Here, five experiential strategies that are helping brands bring their products’ “sexy” back.
1. Torture Tests. At 15 regional race sites during the 2015 Dirty Girl Mud Runs series, Kenmore is activating an interactive laundry center that is giving runners a chance to towel off after rinsing all that mud off their clothes, and then watch as the mud-soaked linens are washed back to bright white. These “torture test” moments are being captured on video to serve as content for the brand’s social channels.
2. Lifestyle Tie-Ins. Air Wick in March opened a pop-up at the Mall of America that promoted its Air Wick Life Scents collection in a crisp, stylish environment—an experience personalized for each visitor via QR codes. Lifestyle experts helped curate different rooms inside the footprint inspired by the collection. “Joyful” and “welcoming” were among messages reinforced in the designs.
3. Humor and Charity. Depend brand last fall understood that bladder leakage is an uncomfortable health condition to discuss openly. Yet, one in four Americans experience it, and nearly half are under the age of 50. To open the floodgates, so to speak, Depend launched “Drop Your Pants For Underwareness,” a cheeky social media campaign that kicked off with a live concert experience. It also benefited a charitable cause tied to the condition.
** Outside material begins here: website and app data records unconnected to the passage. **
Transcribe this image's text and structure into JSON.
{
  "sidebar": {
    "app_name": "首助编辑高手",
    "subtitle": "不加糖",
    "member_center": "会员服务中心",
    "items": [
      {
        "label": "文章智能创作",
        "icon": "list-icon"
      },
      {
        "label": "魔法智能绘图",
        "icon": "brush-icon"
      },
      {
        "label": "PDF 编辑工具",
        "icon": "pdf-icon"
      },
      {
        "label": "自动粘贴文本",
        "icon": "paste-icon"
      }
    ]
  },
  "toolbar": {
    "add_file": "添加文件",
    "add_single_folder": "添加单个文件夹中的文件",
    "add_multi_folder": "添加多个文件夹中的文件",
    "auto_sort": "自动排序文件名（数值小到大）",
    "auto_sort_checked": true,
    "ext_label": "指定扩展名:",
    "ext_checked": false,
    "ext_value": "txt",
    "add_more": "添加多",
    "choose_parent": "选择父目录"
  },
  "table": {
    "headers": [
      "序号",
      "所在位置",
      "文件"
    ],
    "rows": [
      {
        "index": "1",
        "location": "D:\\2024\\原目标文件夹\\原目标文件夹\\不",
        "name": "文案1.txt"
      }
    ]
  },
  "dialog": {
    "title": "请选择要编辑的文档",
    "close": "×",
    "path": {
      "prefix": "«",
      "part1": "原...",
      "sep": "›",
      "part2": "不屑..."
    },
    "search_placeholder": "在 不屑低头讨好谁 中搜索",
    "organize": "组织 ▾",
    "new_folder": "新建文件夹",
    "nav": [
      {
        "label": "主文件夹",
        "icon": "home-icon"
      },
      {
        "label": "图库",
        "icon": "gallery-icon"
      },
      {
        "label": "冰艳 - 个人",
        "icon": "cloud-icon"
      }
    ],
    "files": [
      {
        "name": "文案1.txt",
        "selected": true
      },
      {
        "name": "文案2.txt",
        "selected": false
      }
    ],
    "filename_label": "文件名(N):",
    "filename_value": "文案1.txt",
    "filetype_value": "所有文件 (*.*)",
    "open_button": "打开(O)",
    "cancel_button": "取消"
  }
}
4. Sex Appeal. And then there’s the more obvious play, which Clorox offered in a tent outside New York City’s Lincoln Center during Mercedes-Benz Fashion Week. The footprint contained branded videos, an interactive photo booth and some hunky male models clad in briefs to help the brand promote the Clorox Smart Seek Bleach. (The models wore a faux collection of men’s underwear called Cloey De La Rox.)
5. The Artistic Spin. To give the brand an off-the-supermarket-shelf appeal during the holidays (look out Yankee Candle), Glade activated a multisensory pop-up experience. The gallery-like setting offered a lounge for consumers to relax, an intricate mosaic wall made from Glade candles and five unique experience rooms designed to let consumers interpret the scent for themselves.